By Jonathan Amos
Just two weeks after landing its Curiosity rover on Mars, the US space agency has announced it will send another robot to the planet in 2016.
The InSight spacecraft will be a static lander that will carry instruments to investigate Mars’ deep interior.
Scientists say this will give them a clearer idea of how the rocky planets formed – the Earth included.
InSight beat two other proposals in a competition to find Nasa’s next relatively low-cost mission.
This so-called Discovery class of endeavour is cost-capped at $425m (£270m; 345m euros), although that figure does not include the rocket to launch the spacecraft.
InSight stands for Interior Exploration using Seismic Investigations, Geodesy and Heat Transport.It will be led from the Jet Propulsion Laboratory (JPL) in Pasadena, California.
The design of the lander leans heavily on the successful Phoenix probe put on the Red Planet in 2008. But although the 2016 venture will look very similar, it will carry very different instrumentation.
A seismic experiment will listen for “marsquakes” and use this information to map the boundaries between the rock layers inside Earth’s neighbour.
It will determine if the planet has a liquid or solid core, and provide some clues as to why its surface is not divided up into tectonic plates as on Earth.
Key components of this package will come from France and the UK.
InSight will also push a German-built thermal probe into the surface to gauge Mars’ temperature profile. This will reveal how the planet is cooling.

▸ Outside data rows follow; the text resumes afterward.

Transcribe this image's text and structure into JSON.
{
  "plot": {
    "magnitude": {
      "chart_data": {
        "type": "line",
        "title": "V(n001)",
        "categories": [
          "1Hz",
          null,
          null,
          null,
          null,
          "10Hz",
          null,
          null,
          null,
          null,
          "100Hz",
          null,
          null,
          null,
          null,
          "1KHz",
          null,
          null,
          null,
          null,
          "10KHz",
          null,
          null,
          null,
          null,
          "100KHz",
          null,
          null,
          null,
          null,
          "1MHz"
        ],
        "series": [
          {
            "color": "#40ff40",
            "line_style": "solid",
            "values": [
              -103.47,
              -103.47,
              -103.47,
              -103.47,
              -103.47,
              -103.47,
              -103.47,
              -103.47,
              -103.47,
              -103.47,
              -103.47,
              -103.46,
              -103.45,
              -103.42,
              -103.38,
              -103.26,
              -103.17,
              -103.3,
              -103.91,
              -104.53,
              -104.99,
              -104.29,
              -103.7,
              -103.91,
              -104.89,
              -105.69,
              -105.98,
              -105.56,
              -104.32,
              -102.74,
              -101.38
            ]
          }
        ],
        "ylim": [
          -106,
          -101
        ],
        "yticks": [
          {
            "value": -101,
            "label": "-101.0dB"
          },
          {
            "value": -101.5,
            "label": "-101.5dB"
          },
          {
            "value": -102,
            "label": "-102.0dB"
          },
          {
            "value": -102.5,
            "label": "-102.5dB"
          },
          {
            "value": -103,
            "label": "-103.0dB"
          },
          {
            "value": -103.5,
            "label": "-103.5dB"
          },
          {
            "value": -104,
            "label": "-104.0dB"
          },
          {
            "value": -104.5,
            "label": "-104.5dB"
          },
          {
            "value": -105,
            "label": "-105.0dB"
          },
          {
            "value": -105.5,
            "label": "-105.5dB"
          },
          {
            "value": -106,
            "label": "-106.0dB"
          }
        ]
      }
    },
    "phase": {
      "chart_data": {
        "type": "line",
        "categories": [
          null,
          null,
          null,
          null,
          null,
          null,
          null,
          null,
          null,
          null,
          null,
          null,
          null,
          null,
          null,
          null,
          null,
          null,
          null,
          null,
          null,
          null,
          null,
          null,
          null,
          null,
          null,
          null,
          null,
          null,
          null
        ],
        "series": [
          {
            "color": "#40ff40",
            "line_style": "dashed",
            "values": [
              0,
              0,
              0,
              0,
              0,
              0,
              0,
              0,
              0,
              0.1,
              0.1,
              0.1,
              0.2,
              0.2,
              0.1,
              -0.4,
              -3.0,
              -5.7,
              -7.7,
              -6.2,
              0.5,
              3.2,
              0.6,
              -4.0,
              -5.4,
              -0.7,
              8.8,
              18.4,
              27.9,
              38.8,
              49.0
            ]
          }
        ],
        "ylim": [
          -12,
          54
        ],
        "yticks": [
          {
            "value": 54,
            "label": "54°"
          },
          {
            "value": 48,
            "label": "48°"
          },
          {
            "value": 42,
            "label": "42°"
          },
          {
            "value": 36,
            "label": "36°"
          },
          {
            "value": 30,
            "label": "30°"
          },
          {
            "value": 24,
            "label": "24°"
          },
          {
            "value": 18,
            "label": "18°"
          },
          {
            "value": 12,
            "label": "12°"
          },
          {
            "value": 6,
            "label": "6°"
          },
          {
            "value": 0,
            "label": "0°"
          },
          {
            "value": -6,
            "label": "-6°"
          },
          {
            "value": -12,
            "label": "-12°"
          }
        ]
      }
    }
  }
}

JPL will provide the two cameras on InSight and a robotic arm.
It will also deliver another sensor that will very accurately determine the degree to which the planet wobbles on its axis.
All the data combined will inform researchers about the internal state of Mars today and how it has changed through the eons.
“This is science that has been compelling for many years,” said John Grunsfeld, who heads up Nasa’s science division.
“Seismology, for instance, is the standard method by which we’ve learned to understand the interior of the Earth – and we have no such knowledge for Mars.
“This has been something the principal investigator (JPL’s Bruce Banerdt) of this mission has been trying to get to Mars for nearly three decades, and so I’m really thrilled that this is now at a mature stage where he has been able to propose something that fits within the cost and schedule constraints of the Discovery programme.”
It is clear from surface features that the Red Planet was much more geologically active in the past. The remains of the largest volcano in the Solar System – Olympus Mons – can be seen on Mars.
When and why this activity waned remains to be established, but it is an issue that plays directly to the question of life on the planet.
Earth retains an atmosphere and water at its surface because of the protective magnetic field generated in its liquid iron/nickel core.
At some point, Mars lost its global magnetic shield and that allowed the stream of particles billowing away from the Sun – the “solar wind” – to strip away the planet’s atmosphere, leading to the loss also of its surface water. This change may have stifled any chance for life to establish itself on Mars.
Tom Pike from Imperial College London, UK, will be working on the mission.
He told BBC News: “This is not going to be a mission of pretty pictures like Curiosity, but when we get the first marsquakes I think that is going to be a really cool data set.
“We’ll be doing comparative planetology. We know the internal structure of the Earth, but we have nothing to compare it with.
“We don’t know if Earth is a special case or a more general case. A lot of science is based on it being a more general case because that allows you to develop theories about how the core formed, the mantle around it and then the crust on top. But we’d really like to test this out on another planet.
“InSight will enable us to do that Mars.”
Nasa is currently basking in the success of its Curiosity rover, which landed on the planet two weeks ago. That mission, by comparison, is costing $2.5bn (£1.6bn; 2bn euros).
The space agency says the InSight selection was made before the six-wheeled vehicle touched down and so was not influenced in any way by recent events.
The outlook for American Mars scientists now looks considerably brighter than it did at the beginning of the year.
Back in February, they were told Nasa’s budget for Red Planet exploration would be cut back sharply; and many feared that if Curiosity was lost during its risky landing, they might not see another US-led Martian lander for perhaps 10 years.
The two missions that missed out in the final Discovery selection were:
Titan Mare Explorer – Billed as the first direct exploration of an ocean environment beyond Earth. This would put a “boat” on a large methane-ethane sea on Saturn’s moon Titan.
Comet Hopper – This would study cometary evolution by landing on a comet multiple times and observing its changes as it interacted with the Sun.